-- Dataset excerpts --
══════════
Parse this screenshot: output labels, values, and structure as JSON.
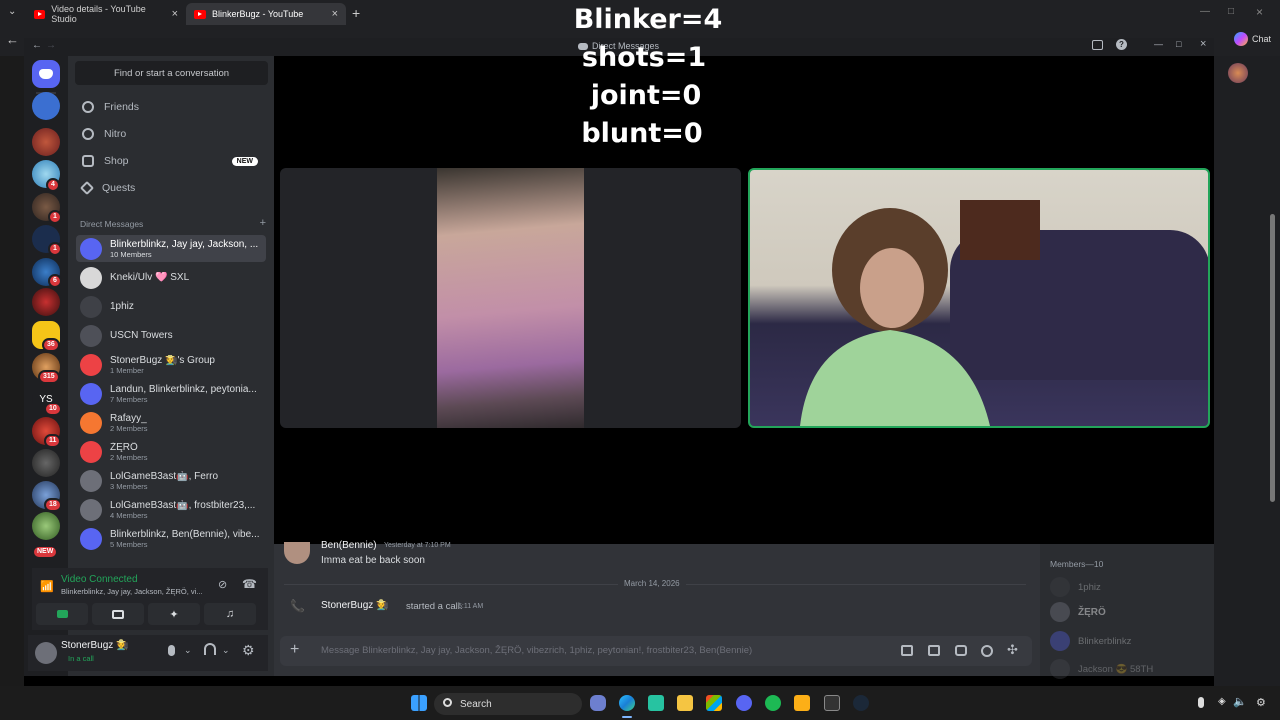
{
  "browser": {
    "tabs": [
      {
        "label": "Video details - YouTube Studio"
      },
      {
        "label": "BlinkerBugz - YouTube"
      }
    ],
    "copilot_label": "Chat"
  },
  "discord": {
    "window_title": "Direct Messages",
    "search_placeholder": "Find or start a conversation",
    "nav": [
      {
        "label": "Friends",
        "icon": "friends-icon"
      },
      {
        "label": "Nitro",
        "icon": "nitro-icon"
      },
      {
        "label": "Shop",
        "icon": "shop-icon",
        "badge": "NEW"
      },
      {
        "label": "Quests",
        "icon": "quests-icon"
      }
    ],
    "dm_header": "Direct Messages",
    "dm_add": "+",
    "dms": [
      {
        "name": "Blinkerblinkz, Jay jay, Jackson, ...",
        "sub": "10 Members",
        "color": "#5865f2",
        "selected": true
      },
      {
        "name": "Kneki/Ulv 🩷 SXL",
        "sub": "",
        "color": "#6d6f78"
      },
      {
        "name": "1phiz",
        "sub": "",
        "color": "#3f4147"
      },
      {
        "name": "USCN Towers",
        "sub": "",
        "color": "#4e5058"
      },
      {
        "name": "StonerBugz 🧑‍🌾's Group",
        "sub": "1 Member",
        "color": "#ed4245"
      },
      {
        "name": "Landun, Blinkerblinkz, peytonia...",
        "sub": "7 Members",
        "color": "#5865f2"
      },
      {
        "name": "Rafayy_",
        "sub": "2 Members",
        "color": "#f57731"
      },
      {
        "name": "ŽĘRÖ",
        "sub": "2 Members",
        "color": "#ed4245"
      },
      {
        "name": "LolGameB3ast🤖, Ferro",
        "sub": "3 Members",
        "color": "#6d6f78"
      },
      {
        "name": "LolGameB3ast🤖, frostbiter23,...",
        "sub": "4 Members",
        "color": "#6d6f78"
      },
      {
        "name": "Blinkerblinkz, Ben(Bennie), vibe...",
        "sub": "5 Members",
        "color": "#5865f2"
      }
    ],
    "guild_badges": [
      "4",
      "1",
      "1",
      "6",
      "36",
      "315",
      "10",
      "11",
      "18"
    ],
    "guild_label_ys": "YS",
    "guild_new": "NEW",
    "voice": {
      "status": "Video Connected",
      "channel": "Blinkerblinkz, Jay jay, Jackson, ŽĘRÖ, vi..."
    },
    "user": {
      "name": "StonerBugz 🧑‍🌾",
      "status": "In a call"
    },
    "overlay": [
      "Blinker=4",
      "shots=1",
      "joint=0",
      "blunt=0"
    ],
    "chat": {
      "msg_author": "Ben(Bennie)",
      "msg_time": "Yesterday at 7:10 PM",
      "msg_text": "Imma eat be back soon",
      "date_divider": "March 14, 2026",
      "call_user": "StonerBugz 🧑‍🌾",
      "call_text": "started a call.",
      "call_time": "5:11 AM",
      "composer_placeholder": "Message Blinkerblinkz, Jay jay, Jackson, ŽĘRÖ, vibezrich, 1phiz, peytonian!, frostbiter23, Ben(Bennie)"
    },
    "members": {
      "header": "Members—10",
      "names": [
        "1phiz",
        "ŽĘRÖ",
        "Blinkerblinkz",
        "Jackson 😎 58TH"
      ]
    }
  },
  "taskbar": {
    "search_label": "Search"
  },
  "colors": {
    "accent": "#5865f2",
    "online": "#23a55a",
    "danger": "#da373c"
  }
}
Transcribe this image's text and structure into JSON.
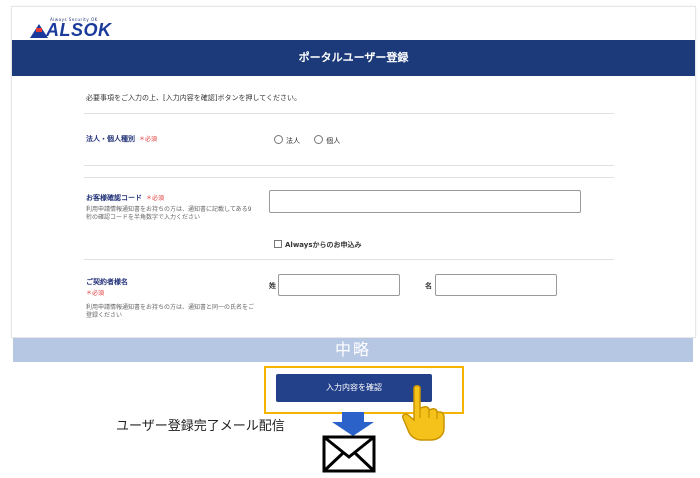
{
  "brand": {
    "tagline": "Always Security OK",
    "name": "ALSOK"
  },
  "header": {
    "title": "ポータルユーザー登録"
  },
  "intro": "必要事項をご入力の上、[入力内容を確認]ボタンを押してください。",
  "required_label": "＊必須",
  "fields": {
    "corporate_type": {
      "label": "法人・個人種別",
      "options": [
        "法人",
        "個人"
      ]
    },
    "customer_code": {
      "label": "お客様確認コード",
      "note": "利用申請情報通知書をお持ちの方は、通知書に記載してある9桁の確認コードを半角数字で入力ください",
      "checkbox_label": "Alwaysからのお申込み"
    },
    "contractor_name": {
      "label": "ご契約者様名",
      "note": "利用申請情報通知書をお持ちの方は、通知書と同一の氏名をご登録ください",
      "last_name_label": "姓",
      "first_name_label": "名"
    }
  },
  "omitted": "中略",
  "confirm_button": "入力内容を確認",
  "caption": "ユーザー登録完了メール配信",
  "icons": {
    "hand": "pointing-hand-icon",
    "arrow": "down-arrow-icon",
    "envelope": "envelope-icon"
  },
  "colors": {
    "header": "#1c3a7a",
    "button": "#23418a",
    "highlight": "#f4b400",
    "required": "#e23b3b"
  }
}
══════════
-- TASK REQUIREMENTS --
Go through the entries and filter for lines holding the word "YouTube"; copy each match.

-- FINISHED EXERCISE --
        "label": "Video details - YouTube Studio"
        "label": "BlinkerBugz - YouTube"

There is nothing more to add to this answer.